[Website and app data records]
###

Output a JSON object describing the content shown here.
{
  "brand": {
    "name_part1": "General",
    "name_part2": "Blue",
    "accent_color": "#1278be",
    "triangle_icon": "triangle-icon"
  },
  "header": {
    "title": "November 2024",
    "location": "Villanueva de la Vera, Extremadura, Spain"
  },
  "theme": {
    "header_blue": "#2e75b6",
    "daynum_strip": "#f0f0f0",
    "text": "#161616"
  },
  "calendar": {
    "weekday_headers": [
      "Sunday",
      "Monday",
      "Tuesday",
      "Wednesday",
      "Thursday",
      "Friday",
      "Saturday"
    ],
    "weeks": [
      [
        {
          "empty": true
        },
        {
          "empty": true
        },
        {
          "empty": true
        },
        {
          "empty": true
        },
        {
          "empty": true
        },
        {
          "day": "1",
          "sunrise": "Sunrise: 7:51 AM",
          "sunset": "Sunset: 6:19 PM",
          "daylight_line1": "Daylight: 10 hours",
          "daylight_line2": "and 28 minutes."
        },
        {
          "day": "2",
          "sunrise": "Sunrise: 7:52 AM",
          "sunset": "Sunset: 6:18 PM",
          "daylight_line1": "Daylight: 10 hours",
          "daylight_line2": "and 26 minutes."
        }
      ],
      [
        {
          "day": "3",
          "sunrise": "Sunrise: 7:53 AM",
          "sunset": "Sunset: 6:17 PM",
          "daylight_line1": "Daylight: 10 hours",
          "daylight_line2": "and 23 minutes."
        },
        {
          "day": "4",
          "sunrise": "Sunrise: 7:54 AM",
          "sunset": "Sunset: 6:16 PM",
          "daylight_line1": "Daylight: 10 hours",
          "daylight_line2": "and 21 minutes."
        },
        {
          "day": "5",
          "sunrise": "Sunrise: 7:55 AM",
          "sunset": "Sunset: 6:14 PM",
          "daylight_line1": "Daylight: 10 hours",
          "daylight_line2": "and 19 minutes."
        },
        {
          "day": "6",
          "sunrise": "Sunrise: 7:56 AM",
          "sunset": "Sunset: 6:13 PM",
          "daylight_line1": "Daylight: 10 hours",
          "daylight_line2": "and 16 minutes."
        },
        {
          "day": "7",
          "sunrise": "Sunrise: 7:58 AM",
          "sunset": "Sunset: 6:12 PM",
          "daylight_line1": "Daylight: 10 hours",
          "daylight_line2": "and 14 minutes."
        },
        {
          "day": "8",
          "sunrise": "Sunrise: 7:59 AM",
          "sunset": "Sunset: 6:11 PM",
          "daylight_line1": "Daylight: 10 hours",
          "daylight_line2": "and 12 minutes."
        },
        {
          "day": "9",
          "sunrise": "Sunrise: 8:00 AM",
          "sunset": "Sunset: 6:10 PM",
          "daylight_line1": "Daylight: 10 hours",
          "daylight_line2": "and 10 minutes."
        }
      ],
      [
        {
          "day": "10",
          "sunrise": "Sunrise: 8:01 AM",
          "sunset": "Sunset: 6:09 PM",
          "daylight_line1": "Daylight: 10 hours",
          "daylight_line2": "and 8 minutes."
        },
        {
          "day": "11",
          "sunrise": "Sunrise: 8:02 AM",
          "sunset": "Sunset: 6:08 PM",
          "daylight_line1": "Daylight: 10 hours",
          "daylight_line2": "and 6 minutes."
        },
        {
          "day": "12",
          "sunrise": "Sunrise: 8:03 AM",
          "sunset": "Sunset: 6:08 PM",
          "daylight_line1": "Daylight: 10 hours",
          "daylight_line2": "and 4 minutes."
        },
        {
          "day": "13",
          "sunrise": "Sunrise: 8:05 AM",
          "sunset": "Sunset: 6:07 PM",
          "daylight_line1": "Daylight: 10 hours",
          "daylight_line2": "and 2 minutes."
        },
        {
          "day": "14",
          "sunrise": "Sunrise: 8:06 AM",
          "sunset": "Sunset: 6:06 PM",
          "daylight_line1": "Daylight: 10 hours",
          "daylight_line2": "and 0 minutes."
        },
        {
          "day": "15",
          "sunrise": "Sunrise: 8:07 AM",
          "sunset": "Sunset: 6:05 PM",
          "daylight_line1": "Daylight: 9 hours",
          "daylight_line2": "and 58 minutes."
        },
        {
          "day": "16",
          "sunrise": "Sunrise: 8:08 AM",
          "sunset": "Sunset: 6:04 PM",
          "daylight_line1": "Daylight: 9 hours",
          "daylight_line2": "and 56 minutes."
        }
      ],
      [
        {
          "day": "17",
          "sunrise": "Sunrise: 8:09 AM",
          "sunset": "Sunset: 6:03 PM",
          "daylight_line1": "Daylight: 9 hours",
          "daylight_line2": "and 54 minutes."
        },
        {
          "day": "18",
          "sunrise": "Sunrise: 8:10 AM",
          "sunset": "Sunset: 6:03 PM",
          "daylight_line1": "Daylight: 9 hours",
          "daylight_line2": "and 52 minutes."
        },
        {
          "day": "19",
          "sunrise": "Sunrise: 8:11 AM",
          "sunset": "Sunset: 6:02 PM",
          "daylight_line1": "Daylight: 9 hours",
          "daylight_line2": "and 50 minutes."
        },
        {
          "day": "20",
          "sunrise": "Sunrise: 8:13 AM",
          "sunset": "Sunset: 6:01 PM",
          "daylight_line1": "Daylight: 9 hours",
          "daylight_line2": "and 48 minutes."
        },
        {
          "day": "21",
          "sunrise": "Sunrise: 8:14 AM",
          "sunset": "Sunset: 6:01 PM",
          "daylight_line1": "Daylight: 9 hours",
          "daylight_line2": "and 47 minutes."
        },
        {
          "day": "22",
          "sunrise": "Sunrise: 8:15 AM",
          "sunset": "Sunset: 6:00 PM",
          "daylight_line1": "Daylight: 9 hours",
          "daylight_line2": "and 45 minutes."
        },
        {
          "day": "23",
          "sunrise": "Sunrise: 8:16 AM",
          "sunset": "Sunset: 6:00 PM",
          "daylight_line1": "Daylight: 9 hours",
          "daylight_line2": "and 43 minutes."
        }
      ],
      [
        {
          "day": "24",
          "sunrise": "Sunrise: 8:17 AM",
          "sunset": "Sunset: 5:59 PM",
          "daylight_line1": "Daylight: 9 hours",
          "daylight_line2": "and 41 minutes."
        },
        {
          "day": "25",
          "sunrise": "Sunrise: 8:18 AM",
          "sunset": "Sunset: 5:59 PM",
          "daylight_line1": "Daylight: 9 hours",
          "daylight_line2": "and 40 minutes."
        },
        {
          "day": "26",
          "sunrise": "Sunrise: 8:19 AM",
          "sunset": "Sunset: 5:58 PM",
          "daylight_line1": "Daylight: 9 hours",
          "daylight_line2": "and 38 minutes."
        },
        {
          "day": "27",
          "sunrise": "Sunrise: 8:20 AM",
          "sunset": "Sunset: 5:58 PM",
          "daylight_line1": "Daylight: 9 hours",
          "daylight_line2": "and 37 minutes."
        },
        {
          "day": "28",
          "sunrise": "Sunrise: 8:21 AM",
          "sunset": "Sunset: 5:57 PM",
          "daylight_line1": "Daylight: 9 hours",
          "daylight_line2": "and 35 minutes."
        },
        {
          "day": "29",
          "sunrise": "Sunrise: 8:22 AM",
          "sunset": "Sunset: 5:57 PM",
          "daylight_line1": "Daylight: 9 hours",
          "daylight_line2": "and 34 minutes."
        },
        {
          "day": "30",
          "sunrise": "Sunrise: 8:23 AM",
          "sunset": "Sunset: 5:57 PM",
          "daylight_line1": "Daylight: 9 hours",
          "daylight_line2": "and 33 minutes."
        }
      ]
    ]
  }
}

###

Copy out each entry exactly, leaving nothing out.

Output a JSON object describing the content shown here.
{
  "brand": {
    "name_part1": "General",
    "name_part2": "Blue",
    "accent_color": "#1278be",
    "triangle_icon": "triangle-icon"
  },
  "header": {
    "title": "November 2024",
    "location": "Villanueva de la Vera, Extremadura, Spain"
  },
  "theme": {
    "header_blue": "#2e75b6",
    "daynum_strip": "#f0f0f0",
    "text": "#161616"
  },
  "calendar": {
    "weekday_headers": [
      "Sunday",
      "Monday",
      "Tuesday",
      "Wednesday",
      "Thursday",
      "Friday",
      "Saturday"
    ],
    "weeks": [
      [
        {
          "empty": true
        },
        {
          "empty": true
        },
        {
          "empty": true
        },
        {
          "empty": true
        },
        {
          "empty": true
        },
        {
          "day": "1",
          "sunrise": "Sunrise: 7:51 AM",
          "sunset": "Sunset: 6:19 PM",
          "daylight_line1": "Daylight: 10 hours",
          "daylight_line2": "and 28 minutes."
        },
        {
          "day": "2",
          "sunrise": "Sunrise: 7:52 AM",
          "sunset": "Sunset: 6:18 PM",
          "daylight_line1": "Daylight: 10 hours",
          "daylight_line2": "and 26 minutes."
        }
      ],
      [
        {
          "day": "3",
          "sunrise": "Sunrise: 7:53 AM",
          "sunset": "Sunset: 6:17 PM",
          "daylight_line1": "Daylight: 10 hours",
          "daylight_line2": "and 23 minutes."
        },
        {
          "day": "4",
          "sunrise": "Sunrise: 7:54 AM",
          "sunset": "Sunset: 6:16 PM",
          "daylight_line1": "Daylight: 10 hours",
          "daylight_line2": "and 21 minutes."
        },
        {
          "day": "5",
          "sunrise": "Sunrise: 7:55 AM",
          "sunset": "Sunset: 6:14 PM",
          "daylight_line1": "Daylight: 10 hours",
          "daylight_line2": "and 19 minutes."
        },
        {
          "day": "6",
          "sunrise": "Sunrise: 7:56 AM",
          "sunset": "Sunset: 6:13 PM",
          "daylight_line1": "Daylight: 10 hours",
          "daylight_line2": "and 16 minutes."
        },
        {
          "day": "7",
          "sunrise": "Sunrise: 7:58 AM",
          "sunset": "Sunset: 6:12 PM",
          "daylight_line1": "Daylight: 10 hours",
          "daylight_line2": "and 14 minutes."
        },
        {
          "day": "8",
          "sunrise": "Sunrise: 7:59 AM",
          "sunset": "Sunset: 6:11 PM",
          "daylight_line1": "Daylight: 10 hours",
          "daylight_line2": "and 12 minutes."
        },
        {
          "day": "9",
          "sunrise": "Sunrise: 8:00 AM",
          "sunset": "Sunset: 6:10 PM",
          "daylight_line1": "Daylight: 10 hours",
          "daylight_line2": "and 10 minutes."
        }
      ],
      [
        {
          "day": "10",
          "sunrise": "Sunrise: 8:01 AM",
          "sunset": "Sunset: 6:09 PM",
          "daylight_line1": "Daylight: 10 hours",
          "daylight_line2": "and 8 minutes."
        },
        {
          "day": "11",
          "sunrise": "Sunrise: 8:02 AM",
          "sunset": "Sunset: 6:08 PM",
          "daylight_line1": "Daylight: 10 hours",
          "daylight_line2": "and 6 minutes."
        },
        {
          "day": "12",
          "sunrise": "Sunrise: 8:03 AM",
          "sunset": "Sunset: 6:08 PM",
          "daylight_line1": "Daylight: 10 hours",
          "daylight_line2": "and 4 minutes."
        },
        {
          "day": "13",
          "sunrise": "Sunrise: 8:05 AM",
          "sunset": "Sunset: 6:07 PM",
          "daylight_line1": "Daylight: 10 hours",
          "daylight_line2": "and 2 minutes."
        },
        {
          "day": "14",
          "sunrise": "Sunrise: 8:06 AM",
          "sunset": "Sunset: 6:06 PM",
          "daylight_line1": "Daylight: 10 hours",
          "daylight_line2": "and 0 minutes."
        },
        {
          "day": "15",
          "sunrise": "Sunrise: 8:07 AM",
          "sunset": "Sunset: 6:05 PM",
          "daylight_line1": "Daylight: 9 hours",
          "daylight_line2": "and 58 minutes."
        },
        {
          "day": "16",
          "sunrise": "Sunrise: 8:08 AM",
          "sunset": "Sunset: 6:04 PM",
          "daylight_line1": "Daylight: 9 hours",
          "daylight_line2": "and 56 minutes."
        }
      ],
      [
        {
          "day": "17",
          "sunrise": "Sunrise: 8:09 AM",
          "sunset": "Sunset: 6:03 PM",
          "daylight_line1": "Daylight: 9 hours",
          "daylight_line2": "and 54 minutes."
        },
        {
          "day": "18",
          "sunrise": "Sunrise: 8:10 AM",
          "sunset": "Sunset: 6:03 PM",
          "daylight_line1": "Daylight: 9 hours",
          "daylight_line2": "and 52 minutes."
        },
        {
          "day": "19",
          "sunrise": "Sunrise: 8:11 AM",
          "sunset": "Sunset: 6:02 PM",
          "daylight_line1": "Daylight: 9 hours",
          "daylight_line2": "and 50 minutes."
        },
        {
          "day": "20",
          "sunrise": "Sunrise: 8:13 AM",
          "sunset": "Sunset: 6:01 PM",
          "daylight_line1": "Daylight: 9 hours",
          "daylight_line2": "and 48 minutes."
        },
        {
          "day": "21",
          "sunrise": "Sunrise: 8:14 AM",
          "sunset": "Sunset: 6:01 PM",
          "daylight_line1": "Daylight: 9 hours",
          "daylight_line2": "and 47 minutes."
        },
        {
          "day": "22",
          "sunrise": "Sunrise: 8:15 AM",
          "sunset": "Sunset: 6:00 PM",
          "daylight_line1": "Daylight: 9 hours",
          "daylight_line2": "and 45 minutes."
        },
        {
          "day": "23",
          "sunrise": "Sunrise: 8:16 AM",
          "sunset": "Sunset: 6:00 PM",
          "daylight_line1": "Daylight: 9 hours",
          "daylight_line2": "and 43 minutes."
        }
      ],
      [
        {
          "day": "24",
          "sunrise": "Sunrise: 8:17 AM",
          "sunset": "Sunset: 5:59 PM",
          "daylight_line1": "Daylight: 9 hours",
          "daylight_line2": "and 41 minutes."
        },
        {
          "day": "25",
          "sunrise": "Sunrise: 8:18 AM",
          "sunset": "Sunset: 5:59 PM",
          "daylight_line1": "Daylight: 9 hours",
          "daylight_line2": "and 40 minutes."
        },
        {
          "day": "26",
          "sunrise": "Sunrise: 8:19 AM",
          "sunset": "Sunset: 5:58 PM",
          "daylight_line1": "Daylight: 9 hours",
          "daylight_line2": "and 38 minutes."
        },
        {
          "day": "27",
          "sunrise": "Sunrise: 8:20 AM",
          "sunset": "Sunset: 5:58 PM",
          "daylight_line1": "Daylight: 9 hours",
          "daylight_line2": "and 37 minutes."
        },
        {
          "day": "28",
          "sunrise": "Sunrise: 8:21 AM",
          "sunset": "Sunset: 5:57 PM",
          "daylight_line1": "Daylight: 9 hours",
          "daylight_line2": "and 35 minutes."
        },
        {
          "day": "29",
          "sunrise": "Sunrise: 8:22 AM",
          "sunset": "Sunset: 5:57 PM",
          "daylight_line1": "Daylight: 9 hours",
          "daylight_line2": "and 34 minutes."
        },
        {
          "day": "30",
          "sunrise": "Sunrise: 8:23 AM",
          "sunset": "Sunset: 5:57 PM",
          "daylight_line1": "Daylight: 9 hours",
          "daylight_line2": "and 33 minutes."
        }
      ]
    ]
  }
}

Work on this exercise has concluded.